What is expected: Scan the records for the string "Create"; copy each line where it occurs.

Given data:
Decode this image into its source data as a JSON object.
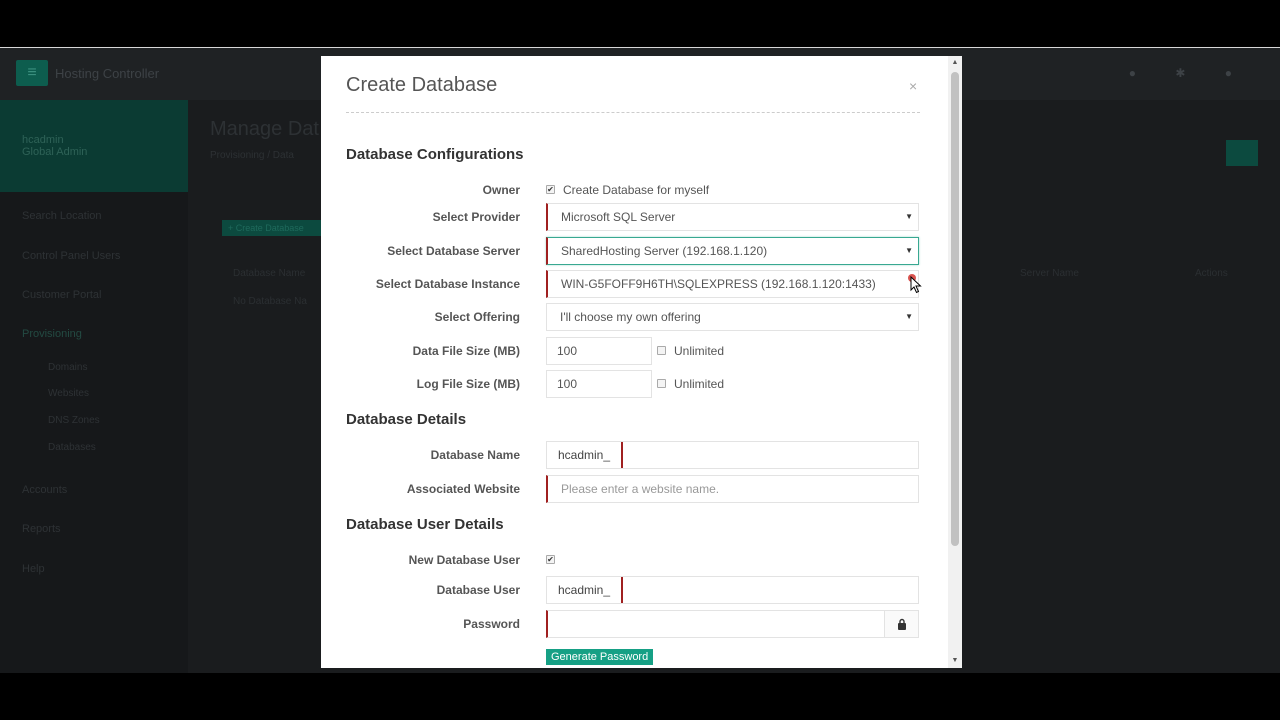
{
  "background": {
    "brand": "Hosting Controller",
    "user_name": "hcadmin",
    "user_role": "Global Admin",
    "nav": [
      "Search Location",
      "Control Panel Users",
      "Customer Portal",
      "Provisioning",
      "Accounts",
      "Reports",
      "Help"
    ],
    "subnav": [
      "Domains",
      "Websites",
      "DNS Zones",
      "Databases"
    ],
    "page_title": "Manage Dat",
    "breadcrumb": "Provisioning  /  Data",
    "create_btn": "+ Create Database",
    "table_headers": [
      "Database Name",
      "Server Name",
      "Actions"
    ],
    "table_empty": "No Database Na"
  },
  "modal": {
    "title": "Create Database",
    "close": "×",
    "sections": {
      "config": "Database Configurations",
      "details": "Database Details",
      "user": "Database User Details"
    },
    "owner": {
      "label": "Owner",
      "checkbox_label": "Create Database for myself",
      "checked": true
    },
    "provider": {
      "label": "Select Provider",
      "value": "Microsoft SQL Server"
    },
    "server": {
      "label": "Select Database Server",
      "value": "SharedHosting Server (192.168.1.120)"
    },
    "instance": {
      "label": "Select Database Instance",
      "value": "WIN-G5FOFF9H6TH\\SQLEXPRESS (192.168.1.120:1433)"
    },
    "offering": {
      "label": "Select Offering",
      "value": "I'll choose my own offering"
    },
    "data_size": {
      "label": "Data File Size (MB)",
      "value": "100",
      "unlimited_label": "Unlimited",
      "unlimited": false
    },
    "log_size": {
      "label": "Log File Size (MB)",
      "value": "100",
      "unlimited_label": "Unlimited",
      "unlimited": false
    },
    "db_name": {
      "label": "Database Name",
      "prefix": "hcadmin_",
      "value": ""
    },
    "website": {
      "label": "Associated Website",
      "placeholder": "Please enter a website name."
    },
    "new_user": {
      "label": "New Database User",
      "checked": true
    },
    "db_user": {
      "label": "Database User",
      "prefix": "hcadmin_",
      "value": ""
    },
    "password": {
      "label": "Password",
      "value": ""
    },
    "generate_btn": "Generate Password"
  },
  "colors": {
    "accent": "#16a085",
    "error": "#a02020",
    "focus": "#38a891"
  },
  "icons": {
    "owner_check": "✔",
    "new_user_check": "✔",
    "caret": "▼",
    "lock": "lock-icon"
  }
}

Finished task:
    "create_btn": "+ Create Database",
    "title": "Create Database",
      "checkbox_label": "Create Database for myself",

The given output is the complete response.